The presiding brethren of the church initiated a policy to care for the widows in the territory, which was when a young man marry and the girl's mother was a widow, he would marry the mother as well so that she might receive protection & sustenance. At that time Charlotte's daughter Adaline had chosen to marry Peter Mack Elliot and so Adaline and Charlotte were both married on the same day, 28 September 1856 by President Brigham Young to Peter Mack Elliot. Charlotte had two children by this marriage.

When Lyman's mission ended in 1859, he returned to his family in Utah. What their reactions were upon his arrival is not told but Lyman and Charlotte didn't live together after this time.
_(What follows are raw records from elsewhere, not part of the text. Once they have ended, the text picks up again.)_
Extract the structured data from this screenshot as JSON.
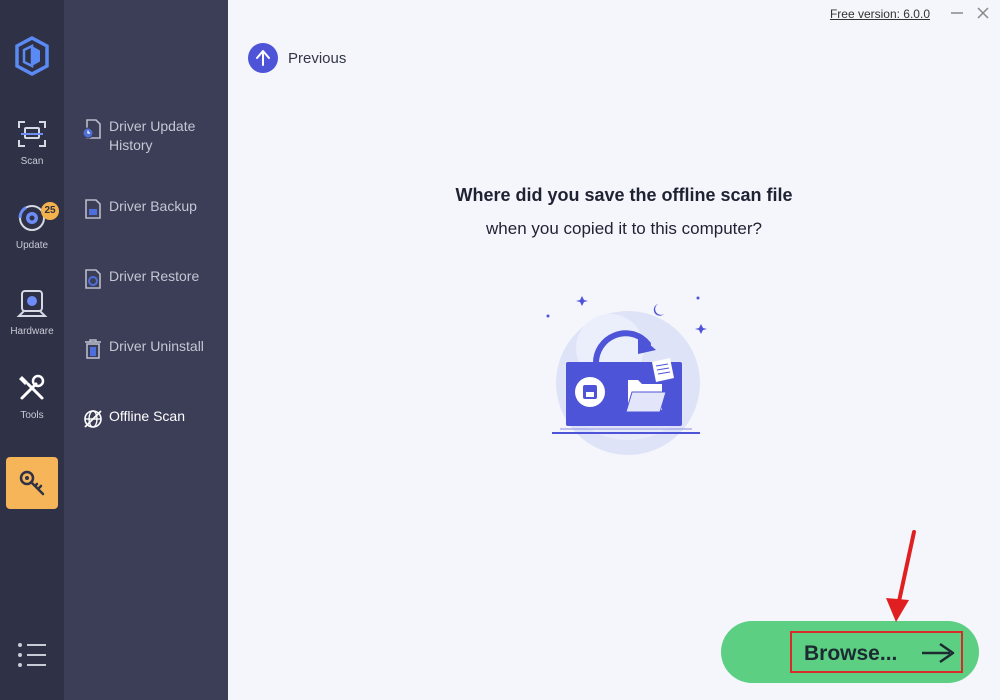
{
  "app": {
    "version_label": "Free version: 6.0.0"
  },
  "rail": {
    "items": [
      {
        "label": "Scan",
        "icon": "scan-icon"
      },
      {
        "label": "Update",
        "icon": "update-icon",
        "badge": "25"
      },
      {
        "label": "Hardware",
        "icon": "hardware-icon"
      },
      {
        "label": "Tools",
        "icon": "tools-icon"
      }
    ],
    "active_icon": "key-icon",
    "menu_icon": "menu-list-icon"
  },
  "sidenav": {
    "items": [
      {
        "label": "Driver Update History",
        "icon": "driver-history-icon"
      },
      {
        "label": "Driver Backup",
        "icon": "driver-backup-icon"
      },
      {
        "label": "Driver Restore",
        "icon": "driver-restore-icon"
      },
      {
        "label": "Driver Uninstall",
        "icon": "trash-icon"
      },
      {
        "label": "Offline Scan",
        "icon": "offline-scan-icon",
        "active": true
      }
    ]
  },
  "main": {
    "previous_label": "Previous",
    "question_line1": "Where did you save the offline scan file",
    "question_line2": "when you copied it to this computer?",
    "browse_label": "Browse..."
  },
  "colors": {
    "rail_bg": "#2f3146",
    "sidenav_bg": "#3b3e56",
    "accent_orange": "#f5b558",
    "accent_blue": "#4e54d8",
    "browse_green": "#5ccf82",
    "highlight_red": "#d92a2a"
  }
}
Lyman settled in Salem, Utah, but where Charlotte lived, we do not know. Charlotte though, on 26 September 1861, had the marriage to Peter Mack Elliott annulled. Charlotte died 9 September 1879 in Salt Lake City, Salt Lake County, Utah. She was granted a divorce from Peter Mack Elliott 24 February 1931 by President Heber J. Grant, through the request of her children.

She had 12 children in all. One son not listed below: -Thomas Curtis (1846-1846)




Children


Offspring of Lyman Curtis and Charlotte Iris Alvord (1815-1879)
Name Birth Death Joined with
Julia Curtis (1835-1891)
Ammon Curtis (1837-1839)
Thaddeus Curtis (1839-1839)
Adeline Clarinda Curtis (1840-1899) 16 May 1840 Nauvoo, Hancock County, Illinois, United States 22 January 1899 Salem, Utah County, Utah, United States Peter Mack Elliott (1833-1885) Peter Mack Elliott (1833-1885) George J Bruton (1834-1882)
Henry Curtis (1842-1842)
Samuel B Curtis (1844-1937)
Thomas Curtis (1846-1846)
Joseph Nahum Curtis (1848-1925)
William Frederick Curtis (1850-1928)
Charles Grandison Curtis (1852-1946)
Orson Elliott Curtis (1857-)

Siblings

Residences

Footnotes (including sources)

MainTour

Advertisement